Watercolor concept art for soft-sculpture holiday ornaments featuring characters from Walt Disney’s “Peter Pan”. Jody’s own whimsical art style transitioned well into the simplistic hand-sewn figures of felt. The ornament sets were briefly available through Disney’s mail order catalog in 2005.
In 1993, MicroProse’s MPS Labs released almost released Secret of the Seventh Labyrinth, a first-person role-playing game.
23 years on, there is almost no information about this game or evidence that it ever existed. The closest I can find is a French abandonware site that, in lieu of a copy of the game, includes screenshots that appear to be scanned from a magazine. It looks like it had a vaguely Egyptian theme…
Almost no other information about the game is readily available. If it wasn’t released, it came very close to reaching store shelves: a few mail-order catalogs list the game, and it had at least one brief review in volume 10, issue 7 of QuestBusters (scan courtesy of The Museum of Computer Adventure Game History):
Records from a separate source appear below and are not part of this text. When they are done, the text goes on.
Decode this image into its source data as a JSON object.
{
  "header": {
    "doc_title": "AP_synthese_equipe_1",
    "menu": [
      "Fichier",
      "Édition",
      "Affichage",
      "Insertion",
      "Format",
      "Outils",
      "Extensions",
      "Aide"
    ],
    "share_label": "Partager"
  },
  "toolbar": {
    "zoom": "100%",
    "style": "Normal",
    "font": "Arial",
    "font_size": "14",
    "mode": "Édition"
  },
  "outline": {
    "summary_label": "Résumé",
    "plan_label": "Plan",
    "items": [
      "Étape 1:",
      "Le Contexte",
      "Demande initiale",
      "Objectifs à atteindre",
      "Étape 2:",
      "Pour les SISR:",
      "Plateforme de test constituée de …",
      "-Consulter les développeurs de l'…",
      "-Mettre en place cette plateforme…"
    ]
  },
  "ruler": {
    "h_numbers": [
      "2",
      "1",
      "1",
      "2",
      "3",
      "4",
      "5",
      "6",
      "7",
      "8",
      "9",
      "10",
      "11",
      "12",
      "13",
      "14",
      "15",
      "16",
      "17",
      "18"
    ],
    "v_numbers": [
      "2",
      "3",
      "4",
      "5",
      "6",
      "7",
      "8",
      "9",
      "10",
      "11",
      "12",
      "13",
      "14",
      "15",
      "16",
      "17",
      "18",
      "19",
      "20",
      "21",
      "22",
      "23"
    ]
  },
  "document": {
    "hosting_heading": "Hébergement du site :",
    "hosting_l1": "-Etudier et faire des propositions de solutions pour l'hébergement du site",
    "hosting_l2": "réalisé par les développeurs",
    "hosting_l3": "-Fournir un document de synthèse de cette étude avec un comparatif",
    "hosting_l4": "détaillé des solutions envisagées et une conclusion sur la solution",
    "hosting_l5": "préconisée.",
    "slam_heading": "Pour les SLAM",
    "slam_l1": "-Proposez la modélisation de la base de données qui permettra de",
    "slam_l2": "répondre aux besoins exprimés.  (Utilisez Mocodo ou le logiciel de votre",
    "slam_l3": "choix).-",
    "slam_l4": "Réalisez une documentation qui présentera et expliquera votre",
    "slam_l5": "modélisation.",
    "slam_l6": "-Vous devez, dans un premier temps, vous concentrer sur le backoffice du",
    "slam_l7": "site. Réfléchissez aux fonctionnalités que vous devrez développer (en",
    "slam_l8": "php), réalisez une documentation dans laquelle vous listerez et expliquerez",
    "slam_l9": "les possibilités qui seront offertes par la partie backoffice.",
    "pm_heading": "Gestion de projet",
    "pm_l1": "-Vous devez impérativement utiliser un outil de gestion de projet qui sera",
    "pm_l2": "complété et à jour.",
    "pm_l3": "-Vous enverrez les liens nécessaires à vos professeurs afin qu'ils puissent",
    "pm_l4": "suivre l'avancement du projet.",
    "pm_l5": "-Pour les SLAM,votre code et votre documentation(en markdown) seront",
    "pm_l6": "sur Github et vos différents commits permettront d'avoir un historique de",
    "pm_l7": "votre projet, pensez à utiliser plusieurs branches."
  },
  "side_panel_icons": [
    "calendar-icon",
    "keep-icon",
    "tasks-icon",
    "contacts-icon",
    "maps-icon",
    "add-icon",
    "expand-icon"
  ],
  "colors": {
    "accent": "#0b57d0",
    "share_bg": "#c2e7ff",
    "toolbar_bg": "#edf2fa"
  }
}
It’s possible that Secret of the Seventh Labyrinth was canceled at the last minute. If it was released, that’s even more troubling: a game by a major developer would have completely vanished over the course of twenty years.
(Please get in touch if you know anything about this game!)
UPDATE: As @eliott-rust points out, it was canceled, but possibly late into production.
See reblogs for more.
Captain Hook and Mr. Smee Felt Ornaments Concepts, 2005
More concept art for soft-sculpture holiday ornaments featuring characters from Walt Disney’s “Peter Pan”. Jody’s own whimsical art style transitioned well into the simplistic hand-sewn figures of felt. The ornament sets were briefly available through Disney’s mail order catalog in 2005.